The other day when I took my dog, Abbie, out for her bedtime walk, I read a notice on the front door of my apartment building. The title was “Crime Watch.” A couple of apartments in the complex had been burgled.
On the way out for our afternoon walk in the woods the next day, I noticed the building’s back door was not completely closed. I pulled it shut and made a mental note to talk with the office.
When we got back, instead of sitting and waiting for me to open the door, Abbie snarled. She’s usually a quiet dog, and it scared me. “Abbie, hush. Sit. Stay,” I said.
I shrugged, opened the door, and saw Jackson sitting on a man’s chest. I’d heard him growl before, but the man didn’t seem to like the sound. He twitched—his face was pale and shiny, like he was sweating. Jackson’s growl got louder, rose up the scale, but never broke into a meow. It’s a fearsome sound.
The man twitched again, and Jackson lashed out with a front paw. It was then I noticed the thin lines of blood on the man’s chin. I almost laughed.
The man—he must have been the burglar—said, “Lady, call off your cat. Please.” Jackson licked his paw, as if to say, “Move along, nothing to see here.” He seemed to be enjoying himself.
I took my time calling the police.

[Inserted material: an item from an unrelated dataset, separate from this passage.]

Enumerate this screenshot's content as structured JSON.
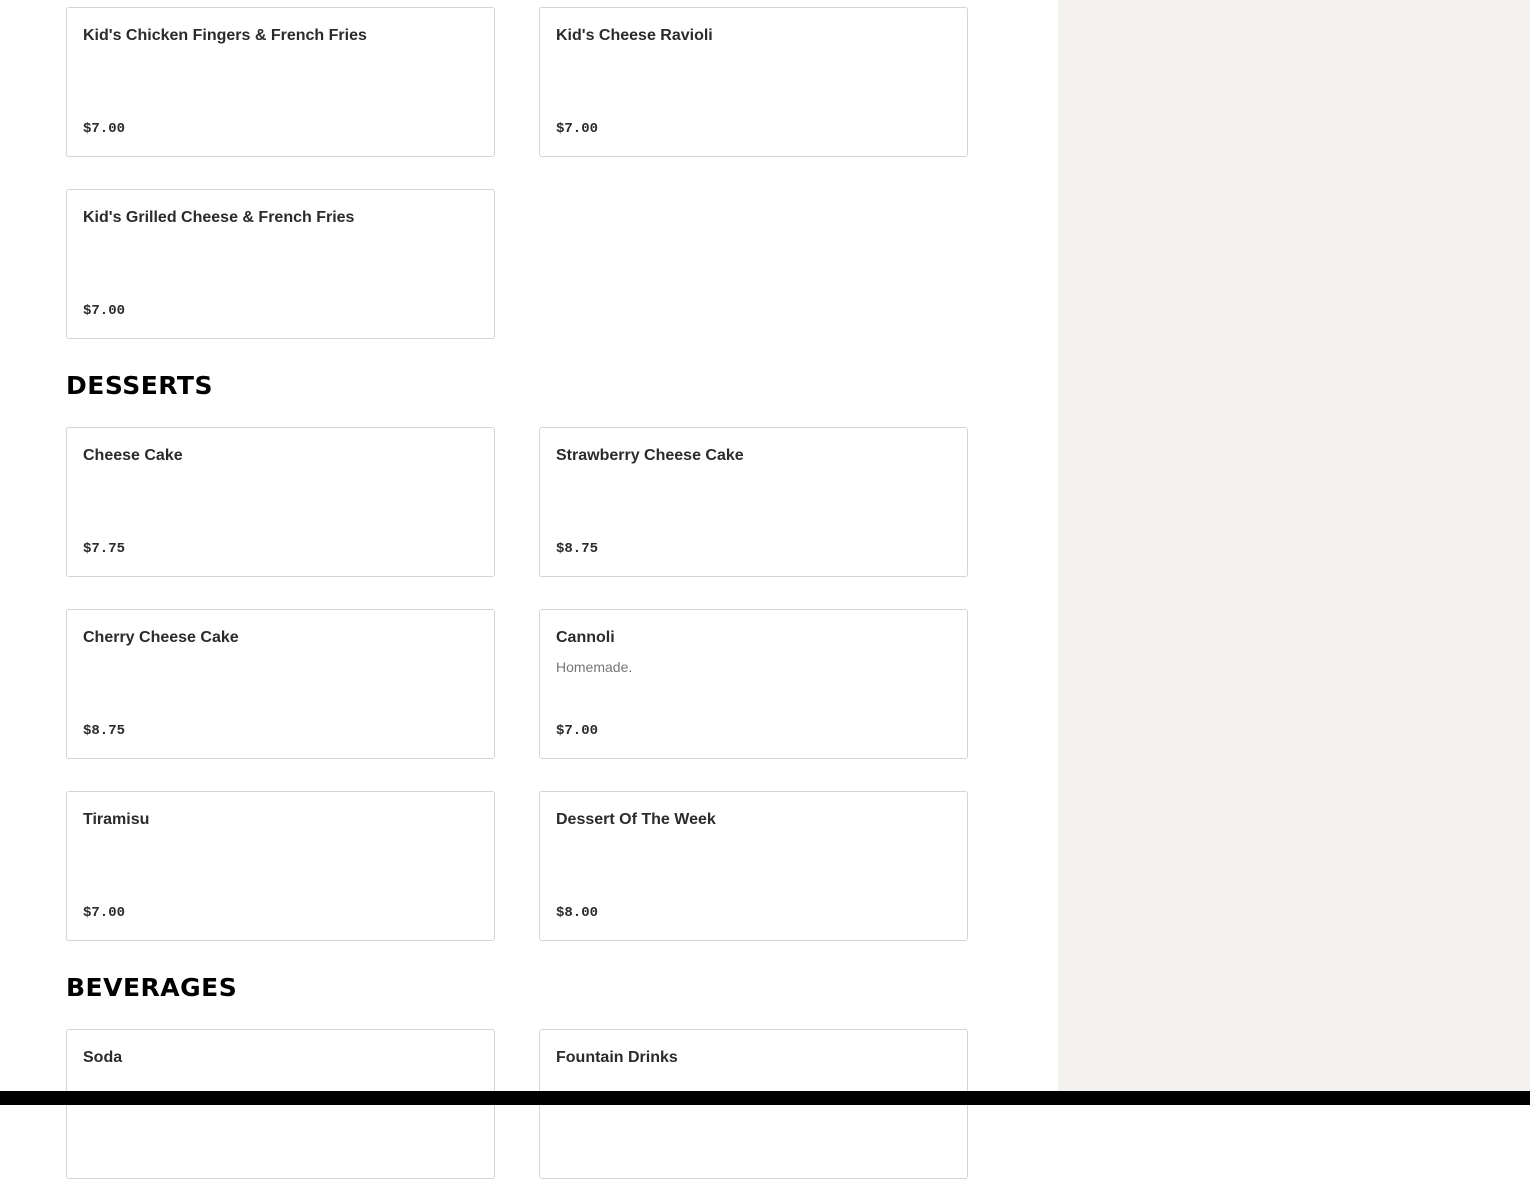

Jackson is my real cat, he growls just as described, and there was a Crime Watch sign on the building in November. The rest of the story is fiction.